I can guarantee you, if I would go to our developers and suggest this, they would strongly disagree that this is not hard to develop
It always looks easier from the outside and new features can be A LOT of work if they were not intended from the start.
But I also think that your general approach to the problem is a good one. The best way to fight disruptive behavior is not to set up strict rules, punish bad behavior or reward good behavior. The game itself should encourage good behavior by design and not even allow bad behavior...if it's possible to do that. Strongly depends on the game and the game mechanic of course.
you are there 0/0 on 0 servers
That's actually not correct. We just finished a round where 20-25 of us participated.
I absolutely agree with pretty much everything you wrote.
The main problem I see is the challenge to identify the "real trolls" (i.e. those who ruin the game on purpose and with sadist motivation) reliably and not mix them up with players who do it by accident or due to lack of knowledge.
I was new to the game not too long ago and, for example, I stole majorities, since I didn't know better. I had no idea that this is all organized and that there are unwritten rules not to do that.
Obviously players like that should not be punished.
So the crucial part is to notice the difference....reliably. This is a problem that doesn't just exist in Rail Nation, but in many games. Intentionally ruining the game is very hard to identify and prove, especially if you want to avoid punishing innocent players...which, obviously, you should avoid.
Do you think there would be a reliable way to identify the trolls in Rail Nation?
I have a favour to ask you: Could you describe as detailed as possible what exactly this problematic behavior is? Assume you have to explain it to someone who has no idea what you are talking about.
There must be strict sanctions for this!
I'm afraid it's not that easy. First of all, punishments are not every effective way to shape behavior in general. They have some use of course, but rewards generally work way better.
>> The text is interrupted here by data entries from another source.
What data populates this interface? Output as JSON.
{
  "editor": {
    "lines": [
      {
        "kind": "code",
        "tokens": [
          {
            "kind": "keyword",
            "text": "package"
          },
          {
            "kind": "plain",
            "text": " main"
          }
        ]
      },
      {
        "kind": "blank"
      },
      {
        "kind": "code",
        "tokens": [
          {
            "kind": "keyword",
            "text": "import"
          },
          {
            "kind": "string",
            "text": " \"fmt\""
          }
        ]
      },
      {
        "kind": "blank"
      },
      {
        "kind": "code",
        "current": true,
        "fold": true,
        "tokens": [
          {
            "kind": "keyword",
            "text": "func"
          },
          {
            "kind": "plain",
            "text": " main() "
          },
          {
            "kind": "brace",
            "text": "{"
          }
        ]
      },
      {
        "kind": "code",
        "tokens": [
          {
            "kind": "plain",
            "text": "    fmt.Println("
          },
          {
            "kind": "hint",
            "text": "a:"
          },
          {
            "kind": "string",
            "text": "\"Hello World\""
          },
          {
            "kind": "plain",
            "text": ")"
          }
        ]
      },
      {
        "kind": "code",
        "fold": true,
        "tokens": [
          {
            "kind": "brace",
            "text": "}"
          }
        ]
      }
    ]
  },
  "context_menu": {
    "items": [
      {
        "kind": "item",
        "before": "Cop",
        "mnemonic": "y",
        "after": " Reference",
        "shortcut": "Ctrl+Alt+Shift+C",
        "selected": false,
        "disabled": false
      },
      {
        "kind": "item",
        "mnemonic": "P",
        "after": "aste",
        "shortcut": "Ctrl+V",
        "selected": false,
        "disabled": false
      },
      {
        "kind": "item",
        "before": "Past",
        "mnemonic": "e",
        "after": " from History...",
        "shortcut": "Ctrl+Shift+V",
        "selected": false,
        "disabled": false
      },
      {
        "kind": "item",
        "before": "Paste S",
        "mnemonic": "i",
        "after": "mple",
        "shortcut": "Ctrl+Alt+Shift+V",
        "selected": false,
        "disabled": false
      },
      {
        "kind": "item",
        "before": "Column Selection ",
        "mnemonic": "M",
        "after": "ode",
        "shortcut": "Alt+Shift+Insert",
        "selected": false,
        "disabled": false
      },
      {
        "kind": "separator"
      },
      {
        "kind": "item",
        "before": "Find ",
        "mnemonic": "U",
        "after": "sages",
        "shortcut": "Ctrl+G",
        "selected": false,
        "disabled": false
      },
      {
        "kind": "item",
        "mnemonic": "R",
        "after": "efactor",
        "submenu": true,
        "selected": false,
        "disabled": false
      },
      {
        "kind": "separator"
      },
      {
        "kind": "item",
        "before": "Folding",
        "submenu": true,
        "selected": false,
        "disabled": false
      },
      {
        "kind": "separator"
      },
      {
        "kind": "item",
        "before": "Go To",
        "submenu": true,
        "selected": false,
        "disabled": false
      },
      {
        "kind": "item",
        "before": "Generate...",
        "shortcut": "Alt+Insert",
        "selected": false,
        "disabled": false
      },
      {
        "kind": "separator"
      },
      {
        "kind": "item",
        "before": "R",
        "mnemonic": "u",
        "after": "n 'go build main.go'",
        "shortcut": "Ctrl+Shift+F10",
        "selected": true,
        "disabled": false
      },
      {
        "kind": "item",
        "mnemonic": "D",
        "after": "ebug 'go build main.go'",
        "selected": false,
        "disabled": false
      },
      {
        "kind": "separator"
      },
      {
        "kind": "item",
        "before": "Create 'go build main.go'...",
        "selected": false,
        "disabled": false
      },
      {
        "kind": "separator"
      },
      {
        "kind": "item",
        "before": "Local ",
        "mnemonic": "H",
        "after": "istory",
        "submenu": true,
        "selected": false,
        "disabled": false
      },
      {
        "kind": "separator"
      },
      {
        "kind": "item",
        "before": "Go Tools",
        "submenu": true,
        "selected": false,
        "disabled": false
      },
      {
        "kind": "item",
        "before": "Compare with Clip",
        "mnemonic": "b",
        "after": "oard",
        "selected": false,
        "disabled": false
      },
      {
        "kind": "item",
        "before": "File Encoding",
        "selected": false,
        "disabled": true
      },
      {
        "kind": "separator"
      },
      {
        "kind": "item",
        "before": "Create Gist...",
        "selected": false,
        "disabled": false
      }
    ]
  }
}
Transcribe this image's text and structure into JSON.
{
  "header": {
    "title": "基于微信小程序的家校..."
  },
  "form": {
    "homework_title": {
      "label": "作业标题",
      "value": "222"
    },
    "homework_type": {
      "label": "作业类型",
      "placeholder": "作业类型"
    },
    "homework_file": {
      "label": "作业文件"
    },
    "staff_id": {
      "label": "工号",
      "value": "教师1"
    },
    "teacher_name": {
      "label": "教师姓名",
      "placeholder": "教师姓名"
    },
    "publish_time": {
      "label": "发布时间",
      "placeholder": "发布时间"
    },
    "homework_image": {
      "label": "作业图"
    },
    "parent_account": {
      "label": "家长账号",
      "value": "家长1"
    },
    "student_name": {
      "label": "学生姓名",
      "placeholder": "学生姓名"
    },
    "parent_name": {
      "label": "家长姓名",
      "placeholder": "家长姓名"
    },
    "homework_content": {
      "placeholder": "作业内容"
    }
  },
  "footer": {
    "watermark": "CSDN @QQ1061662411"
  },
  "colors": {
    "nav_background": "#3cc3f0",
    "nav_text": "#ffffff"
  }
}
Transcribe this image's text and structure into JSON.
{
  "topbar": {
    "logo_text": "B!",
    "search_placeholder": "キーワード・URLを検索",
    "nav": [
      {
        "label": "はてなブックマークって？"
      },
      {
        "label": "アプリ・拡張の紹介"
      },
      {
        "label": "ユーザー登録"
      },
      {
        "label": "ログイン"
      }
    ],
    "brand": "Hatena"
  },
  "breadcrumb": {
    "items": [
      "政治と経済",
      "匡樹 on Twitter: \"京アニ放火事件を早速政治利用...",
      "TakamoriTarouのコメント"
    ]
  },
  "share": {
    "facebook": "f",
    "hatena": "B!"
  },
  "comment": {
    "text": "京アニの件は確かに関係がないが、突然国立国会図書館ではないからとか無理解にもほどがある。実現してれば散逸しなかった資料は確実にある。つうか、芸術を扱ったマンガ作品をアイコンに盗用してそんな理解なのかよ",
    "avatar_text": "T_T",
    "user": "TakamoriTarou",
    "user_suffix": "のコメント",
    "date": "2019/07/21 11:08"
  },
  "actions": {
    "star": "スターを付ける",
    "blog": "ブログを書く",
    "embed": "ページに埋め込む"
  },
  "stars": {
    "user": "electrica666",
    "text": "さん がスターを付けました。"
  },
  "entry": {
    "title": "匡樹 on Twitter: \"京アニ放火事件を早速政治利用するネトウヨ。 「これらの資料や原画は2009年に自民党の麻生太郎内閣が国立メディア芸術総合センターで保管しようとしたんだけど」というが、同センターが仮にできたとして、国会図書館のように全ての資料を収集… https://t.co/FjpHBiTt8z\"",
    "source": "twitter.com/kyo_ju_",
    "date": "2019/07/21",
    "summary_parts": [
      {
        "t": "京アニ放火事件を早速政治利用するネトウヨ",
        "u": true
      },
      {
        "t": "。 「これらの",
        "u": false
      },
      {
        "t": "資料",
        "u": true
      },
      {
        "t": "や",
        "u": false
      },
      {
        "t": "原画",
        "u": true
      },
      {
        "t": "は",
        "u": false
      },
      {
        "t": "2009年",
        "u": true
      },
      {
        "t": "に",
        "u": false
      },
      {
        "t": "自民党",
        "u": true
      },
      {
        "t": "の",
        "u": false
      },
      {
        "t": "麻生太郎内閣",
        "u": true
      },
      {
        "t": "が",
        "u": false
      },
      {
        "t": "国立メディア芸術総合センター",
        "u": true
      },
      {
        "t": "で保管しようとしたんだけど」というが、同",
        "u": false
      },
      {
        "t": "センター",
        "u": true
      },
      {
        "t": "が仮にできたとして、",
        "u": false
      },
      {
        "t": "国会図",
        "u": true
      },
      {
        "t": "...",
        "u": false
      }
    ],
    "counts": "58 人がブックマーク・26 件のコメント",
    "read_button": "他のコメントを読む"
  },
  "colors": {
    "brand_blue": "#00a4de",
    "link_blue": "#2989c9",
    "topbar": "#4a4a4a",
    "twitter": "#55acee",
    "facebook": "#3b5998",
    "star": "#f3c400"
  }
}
The second problem is that, contrary to the common opinion and intuitive logic, strict punishments are actually not more effective than soft ones. The opposite is true. Scaling up punishments until the unwanted behavior is gone generally doesn't work.
But even with knowing that it's still not simple. The most important thing is to understand where the behavior is coming from and trying to do something against the causes for this behavior instead of fighting the behavior directly.
That's why I asked you to provide some details about the behavior you consider problematic. Understanding the behavior is the first and necessary step.
PS: In case you wonder why I comment on this although I am usually mostly active behind the scenes....Player Behavior is sort of my area of expertise and a topic I am generally interested in, both at work and in my free time.
Don't worry, you have no reason to feel guilty about this. It was not an exploit and whatever you achieved in this event, you earned it. Sure, we did not intend this kind of absurd profits to be made, but we did intend the method that was used for it, so it's absolutely okay that you used it.
While we do not have any specific plans right now, we would also very much like to repeat meta events like this one...of course with less extreme results
Salix (Community Communications Manager)